The biotech sector in India is still a conglomeration of small and medium-sized companies. The major hurdles for biotech start-ups are finding seed capital, regulatory reforms, lack of R&D focus, and intellectual property rights. In spite of those hurdles numerous companies have sprung up in India.
Magene Life Sciences (Hyderabad) is part of M.P. Chary's group of knowledge-based companies. Magene offers a range of contract services from downstream processing to assay development and bioinformatics.
Some of the upcoming biotech companies include Avesthagen, Bangalore Genei, and Gangagen.
Gangagen is developing phage therapy for antibiotic-resistant bacteria. The company has a laboratory in Bangalore and offices in California and Ottawa.

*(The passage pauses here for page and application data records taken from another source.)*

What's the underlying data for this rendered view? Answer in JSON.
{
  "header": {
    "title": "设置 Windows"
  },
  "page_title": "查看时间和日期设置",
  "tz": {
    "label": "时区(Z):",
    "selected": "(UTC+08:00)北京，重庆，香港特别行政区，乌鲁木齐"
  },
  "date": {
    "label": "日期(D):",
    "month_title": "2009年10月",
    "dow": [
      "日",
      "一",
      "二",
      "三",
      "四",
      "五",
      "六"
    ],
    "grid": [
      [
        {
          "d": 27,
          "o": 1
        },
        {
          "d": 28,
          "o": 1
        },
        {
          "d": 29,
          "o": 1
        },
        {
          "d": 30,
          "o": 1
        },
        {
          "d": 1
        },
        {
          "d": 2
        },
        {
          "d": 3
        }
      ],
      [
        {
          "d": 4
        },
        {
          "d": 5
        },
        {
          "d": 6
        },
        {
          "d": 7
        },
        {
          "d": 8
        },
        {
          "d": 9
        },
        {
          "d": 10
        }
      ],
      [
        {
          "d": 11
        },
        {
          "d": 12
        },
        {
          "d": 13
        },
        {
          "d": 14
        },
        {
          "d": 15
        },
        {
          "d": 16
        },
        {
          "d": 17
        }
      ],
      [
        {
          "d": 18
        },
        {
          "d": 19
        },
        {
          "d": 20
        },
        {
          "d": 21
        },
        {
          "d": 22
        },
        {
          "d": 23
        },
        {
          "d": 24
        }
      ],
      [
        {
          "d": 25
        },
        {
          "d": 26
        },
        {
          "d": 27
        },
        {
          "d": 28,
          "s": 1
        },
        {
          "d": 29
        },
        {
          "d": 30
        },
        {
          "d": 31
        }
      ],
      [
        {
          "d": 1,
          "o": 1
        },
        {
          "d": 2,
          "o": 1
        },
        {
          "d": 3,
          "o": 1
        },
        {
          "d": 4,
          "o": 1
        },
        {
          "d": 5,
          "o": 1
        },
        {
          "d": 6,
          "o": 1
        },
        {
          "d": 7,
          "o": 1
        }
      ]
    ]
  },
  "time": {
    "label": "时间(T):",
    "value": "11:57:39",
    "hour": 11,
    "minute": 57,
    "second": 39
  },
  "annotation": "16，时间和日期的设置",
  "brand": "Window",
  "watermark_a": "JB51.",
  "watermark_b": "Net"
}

Bacterial phages reproduce upon entering the bacterial cells, subsequently killing the host cell during phage multiplication. This can cause potential problems because of the threat of a sudden release of endotoxins from killed bacteria. Gangagen scientists engineered endolysis-deficient phages, which can kill bacteria without lyses, and the company is developing products for biomedical and agriculture applications using these engineered bacteriophages.

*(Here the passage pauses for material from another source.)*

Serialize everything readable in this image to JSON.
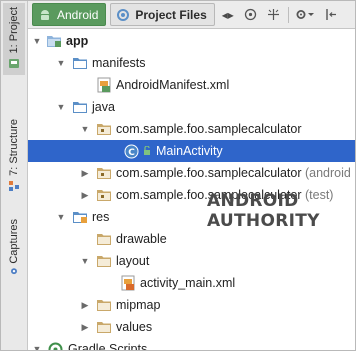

India offers great advantages in conducting clinical trials. These include speed of patient enrollment, which is higher than in Western countries, an excellent pool of qualified doctors and investigators, expertise in computer skills like data management, a heterogeneous population, and conformation to ICH and GCP guidelines.

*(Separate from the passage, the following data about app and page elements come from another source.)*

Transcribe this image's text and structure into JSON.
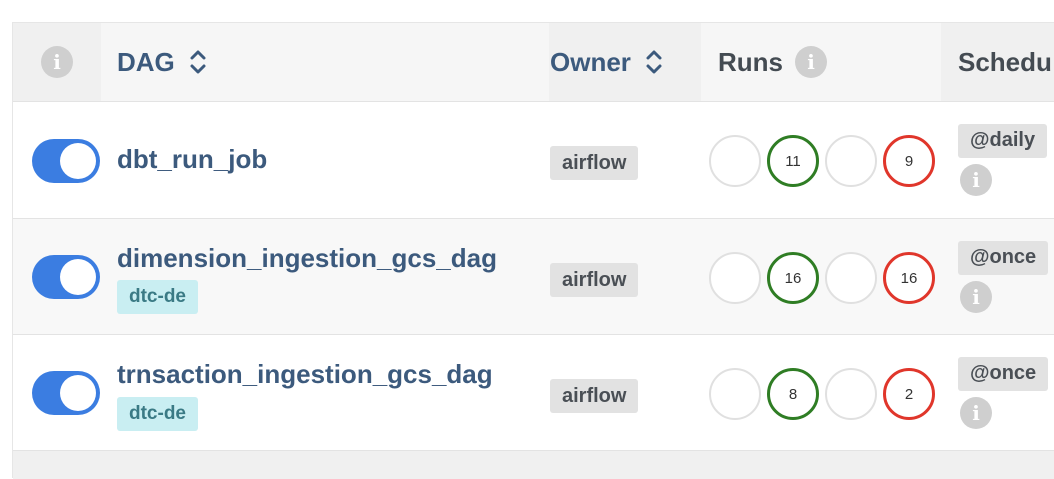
{
  "header": {
    "col_info_icon": "info-icon",
    "dag_label": "DAG",
    "owner_label": "Owner",
    "runs_label": "Runs",
    "schedule_label": "Schedu"
  },
  "rows": [
    {
      "enabled": true,
      "name": "dbt_run_job",
      "tag": "",
      "owner": "airflow",
      "runs": {
        "queued": "",
        "success": "11",
        "running": "",
        "failed": "9"
      },
      "schedule": "@daily"
    },
    {
      "enabled": true,
      "name": "dimension_ingestion_gcs_dag",
      "tag": "dtc-de",
      "owner": "airflow",
      "runs": {
        "queued": "",
        "success": "16",
        "running": "",
        "failed": "16"
      },
      "schedule": "@once"
    },
    {
      "enabled": true,
      "name": "trnsaction_ingestion_gcs_dag",
      "tag": "dtc-de",
      "owner": "airflow",
      "runs": {
        "queued": "",
        "success": "8",
        "running": "",
        "failed": "2"
      },
      "schedule": "@once"
    }
  ],
  "colors": {
    "toggle_on": "#3b7de1",
    "success": "#2f7d24",
    "failed": "#e0362b",
    "link": "#3c5a7d",
    "tag_bg": "#c9eef2"
  }
}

India also provides a unique opportunity to discover the functional significance of human genome sequences because of its genetically diverse patient population.
In addition, because of its IT expertise, India also offers advantages for bioinformatics. With over 76 full-fledged hospitals catering to more then 1,200,000 patients every day, Maharashtra is regarded as a preferred state for conducting clinical trials in the country.
Raptim Research has marketing infrastructure in the U.S. and several European countries, conducts clinical trials for multinational pharma and is growing rapidly, according to Rajan Shah, CEO.
Multinational companies, such as Eli Lilly, are already reportedly spending over 10% of annual turnover on clinical trials in India. According to M.V. Nagendra, M.D., CEO of Asiatic Clinical Research (Bangalore), the biggest share of outsourcing in biopharma will be in clinical trials. He has assembled a competent team of physicians, scientists, and IT professionals, several of whom have returned to India after obtaining experience with U.S. companies.
At the "BioAsia" meeting, Sandesh Seth, from AmerAsia Capital Partners in New York, outlined a strategy for developing biotechnology companies using the strengths of both India and the U.S.
According to Seth, the U.S. venture capital community is taking a cautious approach toward investing in biotech in India as it is believed that the U.S. biotechnology model is not likely to work in India for the next few years.
Several factors have been cited, including deficiencies in biological testing capabilities and lack of sufficient R&D management talent. However, explained Seth, one of the business models that could overcome these hurdles is for a company to base its front end in the U.S. for R&D management, business development, and financing combined with a back office in India. This could open the doors for U.S. technology and financing while utilizing India's potential in many areas of drug development, clinical trials, and manufacturing.
Alan Levi, CEO of Pfizer (New York City) global R&D, emphasized that globalization of R&D is essential for cost control and acceleration of drug development. India offers not only scientific talent but also many customers for all new drugs.
However, the road blocks are weak IP protection, limited laboratories doing basic research (due to lack of grant programs such as NIH SBIR funds), and lack of an entrepreneurial spirit. Strong commitment and clear vision are needed from the Indian government to resolve these issues.